II. Financial resources. Sufficient financial resources are the key to fulfilling the development goals. According to estimates in the report by the High-level Panel on Financing for Development, the international community needs to spend an extra sum of 50 billion US dollars annually in order to fulfill international development goals by the year 2015, including halving the proportion of the world's people who live in extreme poverty, who suffer from hunger and who are unable to reach or afford safe drinking water, ensuring the children everywhere to complete a full course of primary schooling, preventing the spread of HIV/AIDS and improving the lives of 100 million people in slum dwellers. At present, the annual ODA is in the neighborhood of 53 billion US dollars. If member countries of the OECD Development Assistance Committee can fulfill the objective of 0.7% of their GNP as ODA, then the total sum of aids will be able to satisfy the need of funds for achieving the development goals. For the sake of financing, the Millennium Declaration reiterates that the international community should mobilize financial resources it needs. For this end, we believe, the 2002 International Conference on Financing for Development should work out a comprehensive strategy concerning the mobilization of international financial resources, make substantive commitments and formulate concrete measures, to realize the ODA objectives and solve the issue of external debts of developing countries and alleviate the burdens on developing countries caused by harsh conditionalities tied to the aids.

III. Trade. Trade has an important role to play in economic development and poverty eradication. The eight rounds of multilateral trade talks in the past half century have achieved a lot in eliminating trade barriers. However, it is developed countries that have benefited most from trade liberalization. Textiles and agricultural products, on which developing countries have competitive advantages, have been obstructed as always by trade protectionism in developed countries. Developed countries have failed for so long a time to implement the final outcome of the Uruguay round of negotiations and continued to set quotas on products of developing countries. And more and more frequently, new restrictions have been created by making use of anti-dumping measures and environmental protection and technological regulations. At the same time when they are protecting their own markets, developed countries are pressing developing countries to open markets where the former have advantages. This unfair situation must be reversed. According to the estimates in the report by the High-level Panel on Financing for Development, the eradication of the existing trade barriers would give developing countries a benefit of 130 billion US dollars annually. We appeal to developed countries to fully implement as soon as possible the agreements reached at the Uruguay round, open markets and eliminate trade barriers against products from developing countries in accordance with the principles of free trade. In formulating the new trade rules, special difficulties facing developing countries should be taken into full consideration and trade liberalization should be carried out on gradual and orderly basis and in conformity with national conditions. In our view, the WTO should make the concerns of developing countries the core contents of its upcoming ministerial meeting in Doha.
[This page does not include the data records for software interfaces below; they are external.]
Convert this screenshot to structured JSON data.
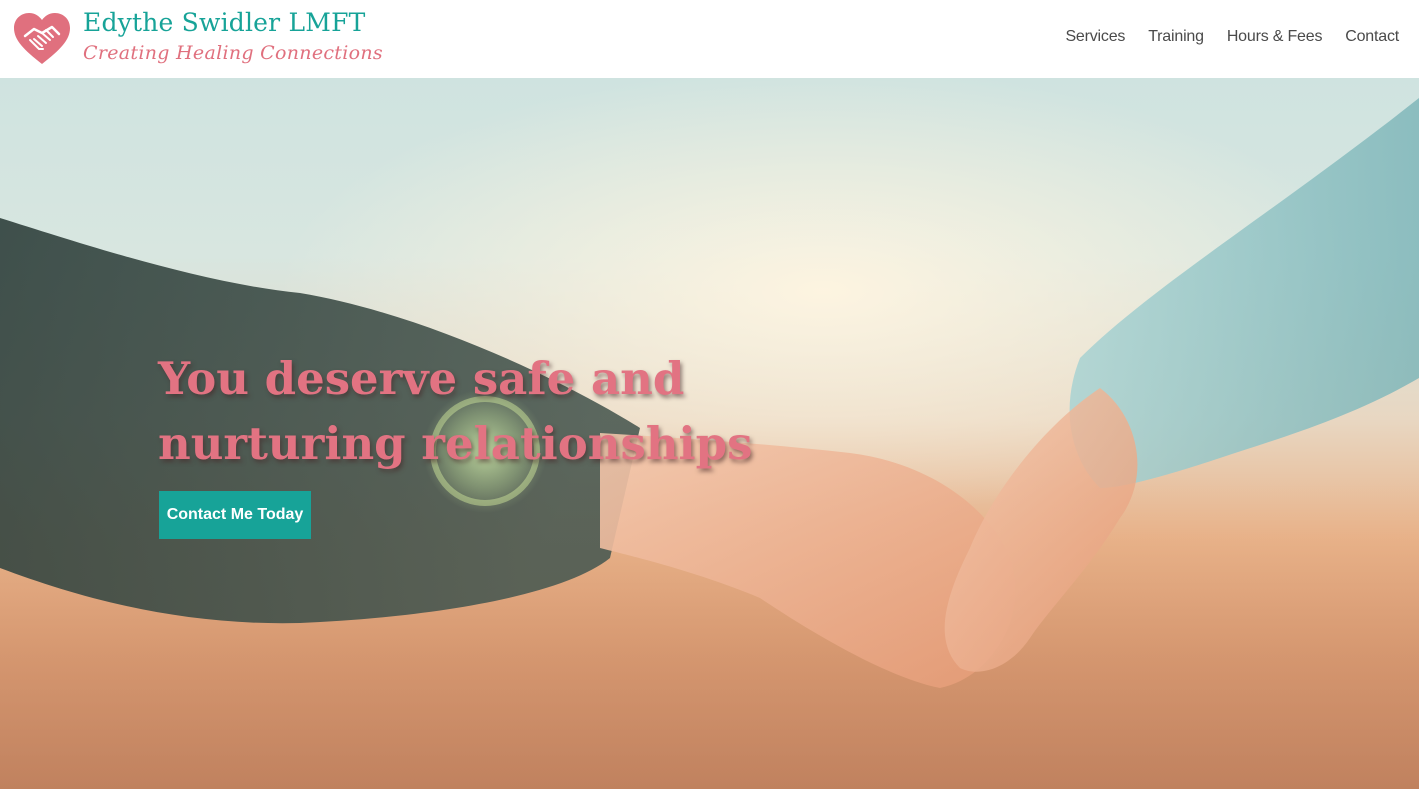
{
  "header": {
    "brand_title": "Edythe Swidler LMFT",
    "brand_tagline": "Creating Healing Connections",
    "logo_icon": "heart-handshake-icon"
  },
  "nav": {
    "items": [
      {
        "label": "Services"
      },
      {
        "label": "Training"
      },
      {
        "label": "Hours & Fees"
      },
      {
        "label": "Contact"
      }
    ]
  },
  "hero": {
    "headline": "You deserve safe and nurturing relationships",
    "cta_label": "Contact Me Today"
  },
  "colors": {
    "brand_teal": "#17a398",
    "brand_pink": "#e0707e",
    "nav_text": "#4a4a4a"
  }
}
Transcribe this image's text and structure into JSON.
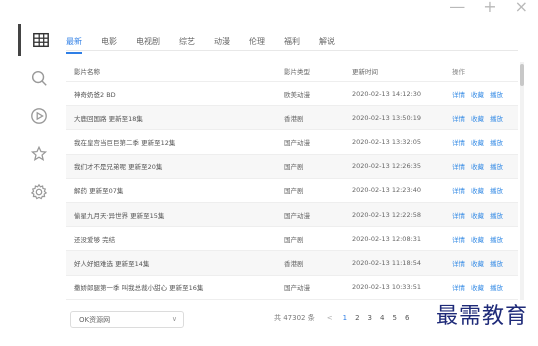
{
  "window": {
    "minimize": "—",
    "maximize": "+",
    "close": "×"
  },
  "tabs": [
    "最新",
    "电影",
    "电视剧",
    "综艺",
    "动漫",
    "伦理",
    "福利",
    "解说"
  ],
  "table": {
    "headers": {
      "name": "影片名称",
      "type": "影片类型",
      "time": "更新时间",
      "actions": "操作"
    },
    "rows": [
      {
        "name": "神奇奶爸2 BD",
        "type": "欧美动漫",
        "time": "2020-02-13 14:12:30"
      },
      {
        "name": "大鹿回国路 更新至18集",
        "type": "香港剧",
        "time": "2020-02-13 13:50:19"
      },
      {
        "name": "我在皇宫当巨巨第二季 更新至12集",
        "type": "国产动漫",
        "time": "2020-02-13 13:32:05"
      },
      {
        "name": "我们才不是兄弟呢 更新至20集",
        "type": "国产剧",
        "time": "2020-02-13 12:26:35"
      },
      {
        "name": "解药 更新至07集",
        "type": "国产剧",
        "time": "2020-02-13 12:23:40"
      },
      {
        "name": "偷星九月天·异世界 更新至15集",
        "type": "国产动漫",
        "time": "2020-02-13 12:22:58"
      },
      {
        "name": "还没爱够 完结",
        "type": "国产剧",
        "time": "2020-02-13 12:08:31"
      },
      {
        "name": "好人好姐难选 更新至14集",
        "type": "香港剧",
        "time": "2020-02-13 11:18:54"
      },
      {
        "name": "撒娇郎腿第一季 叫我总裁小甜心 更新至16集",
        "type": "国产动漫",
        "time": "2020-02-13 10:33:51"
      }
    ],
    "action_labels": {
      "detail": "详情",
      "favorite": "收藏",
      "play": "播放"
    }
  },
  "source_select": {
    "value": "OK资源网",
    "caret": "∨"
  },
  "pagination": {
    "total": "共 47302 条",
    "prev": "<",
    "pages": [
      "1",
      "2",
      "3",
      "4",
      "5",
      "6"
    ],
    "active": "1"
  },
  "watermark": "最需教育",
  "colors": {
    "accent": "#2f7fe6",
    "link": "#3a8ee6"
  },
  "icons": [
    "table-icon",
    "search-icon",
    "play-icon",
    "star-icon",
    "gear-icon"
  ]
}
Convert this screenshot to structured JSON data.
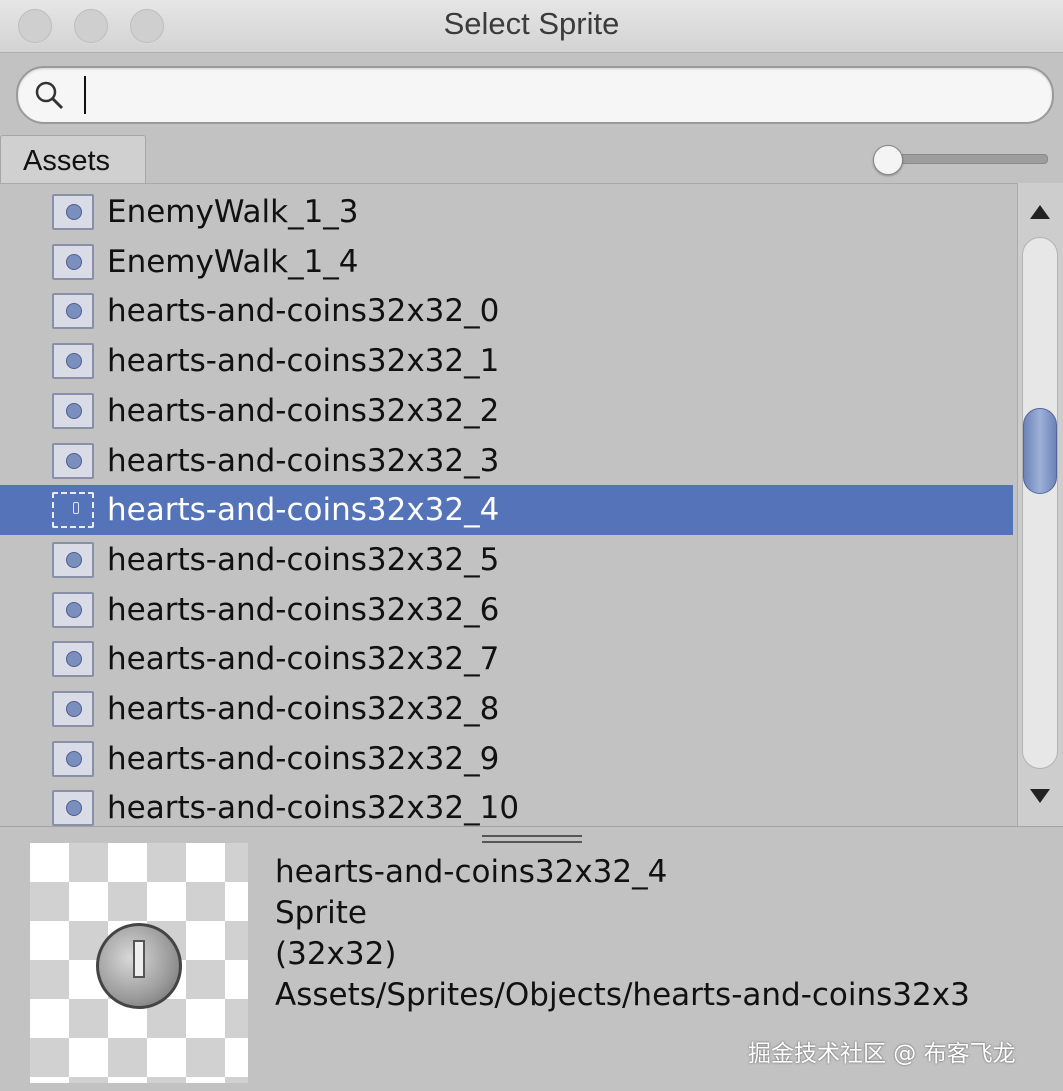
{
  "window": {
    "title": "Select Sprite"
  },
  "search": {
    "value": "",
    "placeholder": ""
  },
  "toolbar": {
    "tab_label": "Assets"
  },
  "list": {
    "items": [
      {
        "label": "EnemyWalk_1_3",
        "selected": false
      },
      {
        "label": "EnemyWalk_1_4",
        "selected": false
      },
      {
        "label": "hearts-and-coins32x32_0",
        "selected": false
      },
      {
        "label": "hearts-and-coins32x32_1",
        "selected": false
      },
      {
        "label": "hearts-and-coins32x32_2",
        "selected": false
      },
      {
        "label": "hearts-and-coins32x32_3",
        "selected": false
      },
      {
        "label": "hearts-and-coins32x32_4",
        "selected": true
      },
      {
        "label": "hearts-and-coins32x32_5",
        "selected": false
      },
      {
        "label": "hearts-and-coins32x32_6",
        "selected": false
      },
      {
        "label": "hearts-and-coins32x32_7",
        "selected": false
      },
      {
        "label": "hearts-and-coins32x32_8",
        "selected": false
      },
      {
        "label": "hearts-and-coins32x32_9",
        "selected": false
      },
      {
        "label": "hearts-and-coins32x32_10",
        "selected": false
      }
    ]
  },
  "preview": {
    "name": "hearts-and-coins32x32_4",
    "type": "Sprite",
    "size": "(32x32)",
    "path": "Assets/Sprites/Objects/hearts-and-coins32x3"
  },
  "watermark": "掘金技术社区 @ 布客飞龙",
  "colors": {
    "selection": "#5573b8",
    "background": "#c2c2c2"
  }
}
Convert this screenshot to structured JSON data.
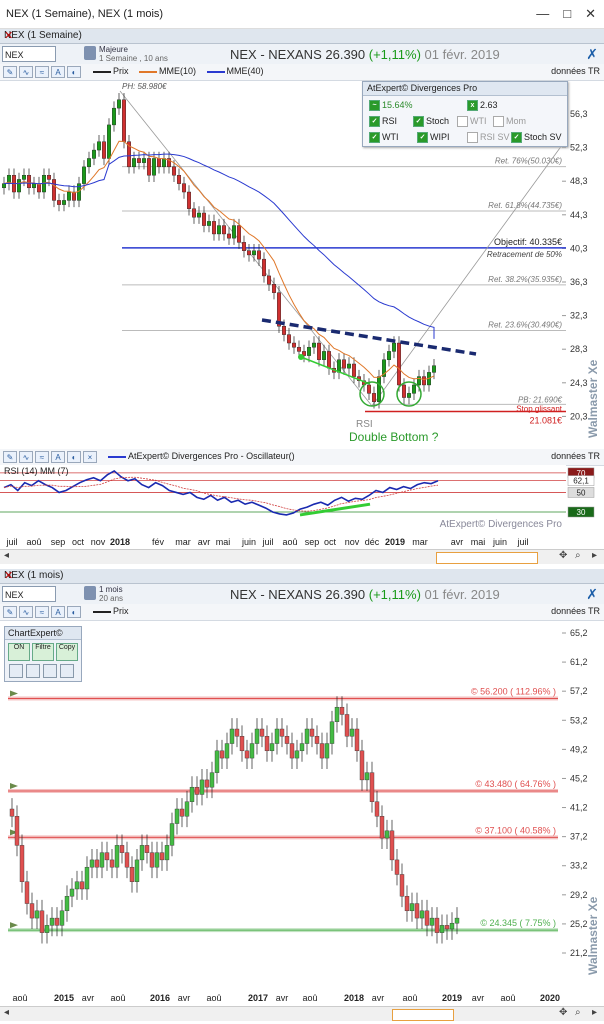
{
  "window": {
    "title": "NEX (1 Semaine), NEX (1 mois)"
  },
  "top": {
    "tab": "NEX (1 Semaine)",
    "symbol": "NEX",
    "period_line1": "Majeure",
    "period_line2": "1 Semaine , 10 ans",
    "title_name": "NEX - NEXANS",
    "title_price": "26.390",
    "title_change": "(+1,11%)",
    "title_date": "01 févr. 2019",
    "data_label": "données TR",
    "legend": [
      {
        "label": "Prix",
        "color": "#222222"
      },
      {
        "label": "MME(10)",
        "color": "#e0782a"
      },
      {
        "label": "MME(40)",
        "color": "#2a3ad0"
      }
    ],
    "panel": {
      "title": "AtExpert© Divergences Pro",
      "pct": "15.64%",
      "val": "2.63",
      "row2": [
        {
          "label": "RSI",
          "on": true
        },
        {
          "label": "Stoch",
          "on": true
        },
        {
          "label": "WTI",
          "on": false
        },
        {
          "label": "Mom",
          "on": false
        }
      ],
      "row3": [
        {
          "label": "WTI",
          "on": true
        },
        {
          "label": "WIPI",
          "on": true
        },
        {
          "label": "RSI SV",
          "on": false
        },
        {
          "label": "Stoch SV",
          "on": true
        }
      ]
    },
    "annotations": {
      "ph": "PH: 58.980€",
      "fib76": "Ret. 76%(50.030€)",
      "fib618": "Ret. 61.8%(44.735€)",
      "objectif": "Objectif: 40.335€",
      "retr50": "Retracement de 50%",
      "fib382": "Ret. 38.2%(35.935€)",
      "fib236": "Ret. 23.6%(30.490€)",
      "pb": "PB: 21.690€",
      "stop": "Stop glissant",
      "stop_val": "21.081€",
      "rsi": "RSI",
      "double_bottom": "Double Bottom ?"
    },
    "price_axis": [
      "56,3",
      "52,3",
      "48,3",
      "44,3",
      "40,3",
      "36,3",
      "32,3",
      "28,3",
      "24,3",
      "20,3"
    ],
    "watermark": "Walmaster Xe",
    "osc": {
      "title": "AtExpert© Divergences Pro - Oscillateur()",
      "rsi_label": "RSI (14) MM (7)",
      "watermark": "AtExpert© Divergences Pro",
      "axis": [
        "70",
        "62,1",
        "50",
        "30"
      ],
      "data_label": "données TR"
    },
    "time_axis": [
      "juil",
      "aoû",
      "sep",
      "oct",
      "nov",
      "2018",
      "fév",
      "mar",
      "avr",
      "mai",
      "juin",
      "juil",
      "aoû",
      "sep",
      "oct",
      "nov",
      "déc",
      "2019",
      "mar",
      "avr",
      "mai",
      "juin",
      "juil"
    ]
  },
  "bottom": {
    "tab": "NEX (1 mois)",
    "symbol": "NEX",
    "period_line1": "1 mois",
    "period_line2": "20 ans",
    "title_name": "NEX - NEXANS",
    "title_price": "26.390",
    "title_change": "(+1,11%)",
    "title_date": "01 févr. 2019",
    "data_label": "données TR",
    "legend": [
      {
        "label": "Prix",
        "color": "#222222"
      }
    ],
    "chartexpert": {
      "title": "ChartExpert©",
      "b1": "ON",
      "b2": "Filtre",
      "b3": "Copy"
    },
    "levels": [
      {
        "label": "© 56.200 ( 112.96% )",
        "color": "#e05050",
        "value": 56.2
      },
      {
        "label": "© 43.480 ( 64.76% )",
        "color": "#e05050",
        "value": 43.48
      },
      {
        "label": "© 37.100 ( 40.58% )",
        "color": "#e05050",
        "value": 37.1
      },
      {
        "label": "© 24.345 ( 7.75% )",
        "color": "#50b050",
        "value": 24.345
      }
    ],
    "price_axis": [
      "65,2",
      "61,2",
      "57,2",
      "53,2",
      "49,2",
      "45,2",
      "41,2",
      "37,2",
      "33,2",
      "29,2",
      "25,2",
      "21,2"
    ],
    "watermark": "Walmaster Xe",
    "time_axis": [
      "aoû",
      "2015",
      "avr",
      "aoû",
      "2016",
      "avr",
      "aoû",
      "2017",
      "avr",
      "aoû",
      "2018",
      "avr",
      "aoû",
      "2019",
      "avr",
      "aoû",
      "2020"
    ]
  }
}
IV. Sustainable development. The 2002 World Summit on Sustainable Development is another important conference in the field of international environmental protection and development. The Summit should have a comprehensive review of and identify problems in the implementation of Agenda 21 on the basis of adhering to the various principles of sustainable development set by the UNCED. Special efforts should be made to help developing countries solve their difficulties. As to the means of implementation, there needs to be concrete suggestions and measures to solve issues of financial resources, technology transfer and capacity building, so as to promote the full implementation of Agenda 21 and the realization of global sustainable development and at the same time fulfill the various sustainable development goals set by the Millennium Declaration.

Thank you, Mr. Chairman.

Suggest to a friend
  Print